An integrative approach to melasma treatment combines traditional methods, modern technological advances, and lifestyle modifications to address both the symptoms and underlying causes of melasma. This comprehensive strategy not only focuses on reducing visible pigmentation but also on preventing recurrence, which is crucial given melasma’s persistent nature.

For example, consider a product like Crystal Tomato Skin Clarity Cream, which is specially formulated to address various aspects of melanogenesis. This cream contains UVA & UVB filters to prevent UV stimulation of melanocytes, a major trigger for melasma. It also includes a powerful Tyrosinase Inhibiting Complex to reduce melanin production, and innovative Anti-Glycation ingredients that combat sugar damage and rejuvenate aging skin. By integrating such a product into daily skincare routines, patients can manage melasma more effectively in conjunction with clinical treatments.

Moreover, lifestyle adjustments are integral to this approach:

+ Sun Protection: Daily use of broad-spectrum sunscreen can significantly prevent the aggravation of melasma.

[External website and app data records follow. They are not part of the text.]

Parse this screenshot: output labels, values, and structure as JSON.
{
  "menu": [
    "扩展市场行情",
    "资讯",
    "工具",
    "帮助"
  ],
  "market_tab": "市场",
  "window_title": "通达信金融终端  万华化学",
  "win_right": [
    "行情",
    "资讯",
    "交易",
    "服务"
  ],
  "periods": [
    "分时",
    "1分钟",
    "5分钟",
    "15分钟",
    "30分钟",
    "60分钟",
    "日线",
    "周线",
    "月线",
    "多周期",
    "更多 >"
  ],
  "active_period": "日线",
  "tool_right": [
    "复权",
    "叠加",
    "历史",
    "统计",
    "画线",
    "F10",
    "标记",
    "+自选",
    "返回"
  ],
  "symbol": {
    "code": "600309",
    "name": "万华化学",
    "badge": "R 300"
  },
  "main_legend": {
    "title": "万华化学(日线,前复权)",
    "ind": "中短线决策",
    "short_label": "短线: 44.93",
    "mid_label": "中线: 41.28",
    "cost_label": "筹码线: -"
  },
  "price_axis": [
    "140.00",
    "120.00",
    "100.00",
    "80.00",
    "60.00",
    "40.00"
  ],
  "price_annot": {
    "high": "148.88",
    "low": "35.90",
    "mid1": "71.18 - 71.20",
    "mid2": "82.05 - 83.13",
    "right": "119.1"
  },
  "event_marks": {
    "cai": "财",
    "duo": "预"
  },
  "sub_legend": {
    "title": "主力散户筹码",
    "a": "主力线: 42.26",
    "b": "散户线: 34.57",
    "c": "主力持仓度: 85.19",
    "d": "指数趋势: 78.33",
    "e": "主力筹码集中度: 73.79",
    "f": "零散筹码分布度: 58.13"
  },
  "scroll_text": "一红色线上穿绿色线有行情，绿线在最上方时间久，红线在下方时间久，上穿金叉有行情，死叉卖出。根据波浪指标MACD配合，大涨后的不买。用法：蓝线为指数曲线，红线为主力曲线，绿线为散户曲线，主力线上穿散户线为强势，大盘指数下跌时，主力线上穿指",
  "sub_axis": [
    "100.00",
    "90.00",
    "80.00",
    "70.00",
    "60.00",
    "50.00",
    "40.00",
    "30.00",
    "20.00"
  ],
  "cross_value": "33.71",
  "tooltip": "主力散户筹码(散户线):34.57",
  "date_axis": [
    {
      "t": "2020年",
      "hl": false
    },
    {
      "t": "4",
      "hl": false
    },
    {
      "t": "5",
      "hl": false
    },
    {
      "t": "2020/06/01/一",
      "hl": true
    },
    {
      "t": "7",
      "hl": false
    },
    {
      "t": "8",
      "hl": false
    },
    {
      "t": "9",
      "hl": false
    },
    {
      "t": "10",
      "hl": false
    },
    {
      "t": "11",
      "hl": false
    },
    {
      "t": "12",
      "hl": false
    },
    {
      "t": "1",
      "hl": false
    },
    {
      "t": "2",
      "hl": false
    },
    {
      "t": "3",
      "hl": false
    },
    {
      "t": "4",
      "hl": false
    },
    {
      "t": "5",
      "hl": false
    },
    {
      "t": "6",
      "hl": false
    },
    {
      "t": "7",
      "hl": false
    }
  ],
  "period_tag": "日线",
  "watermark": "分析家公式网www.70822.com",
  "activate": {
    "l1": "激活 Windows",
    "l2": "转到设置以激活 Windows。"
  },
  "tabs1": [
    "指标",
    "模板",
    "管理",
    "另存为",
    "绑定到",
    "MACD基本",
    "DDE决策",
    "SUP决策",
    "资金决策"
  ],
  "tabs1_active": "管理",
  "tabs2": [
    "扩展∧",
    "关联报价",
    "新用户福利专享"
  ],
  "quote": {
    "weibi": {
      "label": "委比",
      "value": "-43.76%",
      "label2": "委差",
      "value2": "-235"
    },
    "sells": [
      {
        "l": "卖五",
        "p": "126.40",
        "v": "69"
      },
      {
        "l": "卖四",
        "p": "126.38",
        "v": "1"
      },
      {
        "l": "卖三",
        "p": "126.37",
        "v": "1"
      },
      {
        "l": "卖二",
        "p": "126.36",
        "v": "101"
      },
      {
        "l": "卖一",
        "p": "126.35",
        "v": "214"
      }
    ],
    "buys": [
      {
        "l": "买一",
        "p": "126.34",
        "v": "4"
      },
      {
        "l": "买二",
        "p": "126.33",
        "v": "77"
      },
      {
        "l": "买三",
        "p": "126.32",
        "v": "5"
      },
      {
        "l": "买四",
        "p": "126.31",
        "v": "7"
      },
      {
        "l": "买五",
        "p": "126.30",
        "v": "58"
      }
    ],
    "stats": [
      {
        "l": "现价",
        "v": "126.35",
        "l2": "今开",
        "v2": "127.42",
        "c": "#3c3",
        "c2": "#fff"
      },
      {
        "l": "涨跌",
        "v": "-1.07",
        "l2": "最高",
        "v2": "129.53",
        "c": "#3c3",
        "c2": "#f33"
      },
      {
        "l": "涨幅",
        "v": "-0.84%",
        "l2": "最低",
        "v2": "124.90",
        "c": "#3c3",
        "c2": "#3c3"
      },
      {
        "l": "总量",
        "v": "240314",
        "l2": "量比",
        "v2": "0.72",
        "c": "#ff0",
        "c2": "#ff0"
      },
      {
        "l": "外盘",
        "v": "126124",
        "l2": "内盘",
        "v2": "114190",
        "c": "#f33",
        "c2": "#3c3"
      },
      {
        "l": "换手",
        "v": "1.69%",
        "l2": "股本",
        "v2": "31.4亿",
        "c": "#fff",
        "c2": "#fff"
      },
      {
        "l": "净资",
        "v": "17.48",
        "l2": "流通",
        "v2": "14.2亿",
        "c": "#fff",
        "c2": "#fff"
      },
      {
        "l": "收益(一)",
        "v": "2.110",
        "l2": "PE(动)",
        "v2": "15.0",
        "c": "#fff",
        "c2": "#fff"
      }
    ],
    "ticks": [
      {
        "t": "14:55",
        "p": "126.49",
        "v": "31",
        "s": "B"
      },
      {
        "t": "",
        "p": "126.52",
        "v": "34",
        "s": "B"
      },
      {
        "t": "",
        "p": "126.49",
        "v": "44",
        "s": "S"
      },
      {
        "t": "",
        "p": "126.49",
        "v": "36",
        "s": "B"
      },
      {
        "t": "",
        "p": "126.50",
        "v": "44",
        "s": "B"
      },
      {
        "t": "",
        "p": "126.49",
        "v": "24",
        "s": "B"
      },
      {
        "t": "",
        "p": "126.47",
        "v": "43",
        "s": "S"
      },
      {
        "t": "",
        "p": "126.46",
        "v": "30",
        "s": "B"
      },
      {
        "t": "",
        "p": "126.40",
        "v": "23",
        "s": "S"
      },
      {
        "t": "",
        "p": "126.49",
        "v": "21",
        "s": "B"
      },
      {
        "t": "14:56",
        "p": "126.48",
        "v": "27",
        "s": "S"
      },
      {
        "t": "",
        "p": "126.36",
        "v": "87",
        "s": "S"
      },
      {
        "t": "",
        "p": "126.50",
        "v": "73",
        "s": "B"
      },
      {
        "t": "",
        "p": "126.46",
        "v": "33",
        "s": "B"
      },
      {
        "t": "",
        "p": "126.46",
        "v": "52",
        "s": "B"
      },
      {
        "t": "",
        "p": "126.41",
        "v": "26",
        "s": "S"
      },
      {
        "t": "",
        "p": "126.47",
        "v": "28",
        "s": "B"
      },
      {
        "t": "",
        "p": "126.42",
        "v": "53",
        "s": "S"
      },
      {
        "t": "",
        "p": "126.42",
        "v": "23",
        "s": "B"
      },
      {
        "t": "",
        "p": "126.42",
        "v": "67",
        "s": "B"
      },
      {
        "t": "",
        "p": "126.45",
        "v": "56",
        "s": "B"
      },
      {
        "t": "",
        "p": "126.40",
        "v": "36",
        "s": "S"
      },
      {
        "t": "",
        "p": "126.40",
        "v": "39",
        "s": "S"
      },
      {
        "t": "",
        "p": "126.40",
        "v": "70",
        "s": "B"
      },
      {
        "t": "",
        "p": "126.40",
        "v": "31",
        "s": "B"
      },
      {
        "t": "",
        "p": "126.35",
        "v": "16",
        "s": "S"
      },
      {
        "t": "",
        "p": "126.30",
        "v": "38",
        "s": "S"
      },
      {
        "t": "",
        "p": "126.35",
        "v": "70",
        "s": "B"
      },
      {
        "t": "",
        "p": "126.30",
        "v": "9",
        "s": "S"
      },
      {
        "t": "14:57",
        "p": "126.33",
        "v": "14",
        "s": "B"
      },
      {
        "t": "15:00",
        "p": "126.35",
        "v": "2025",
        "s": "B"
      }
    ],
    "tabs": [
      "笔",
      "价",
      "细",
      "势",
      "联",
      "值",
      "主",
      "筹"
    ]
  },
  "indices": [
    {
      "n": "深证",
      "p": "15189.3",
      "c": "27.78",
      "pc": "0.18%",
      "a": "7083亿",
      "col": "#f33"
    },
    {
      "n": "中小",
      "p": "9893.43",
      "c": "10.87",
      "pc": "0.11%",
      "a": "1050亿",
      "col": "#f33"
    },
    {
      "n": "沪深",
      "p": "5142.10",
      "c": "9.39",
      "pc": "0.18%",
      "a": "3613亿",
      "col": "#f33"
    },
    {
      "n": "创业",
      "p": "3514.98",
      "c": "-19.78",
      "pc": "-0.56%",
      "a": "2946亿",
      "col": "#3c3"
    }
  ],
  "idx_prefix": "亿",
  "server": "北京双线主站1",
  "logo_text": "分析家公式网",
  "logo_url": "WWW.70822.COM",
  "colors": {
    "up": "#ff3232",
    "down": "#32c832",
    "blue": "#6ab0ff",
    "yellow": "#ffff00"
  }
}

+ Diet: Incorporating antioxidants in the diet helps combat oxidative stress, a factor that can influence melanin production.

+ Stress Management: Reducing stress through techniques like yoga or meditation can help, as stress can exacerbate melasma.

In conclusion, this integrative method ensures that treatments are not just about managing symptoms temporarily but also about adopting a holistic strategy to improve skin health and prevent future flare-ups.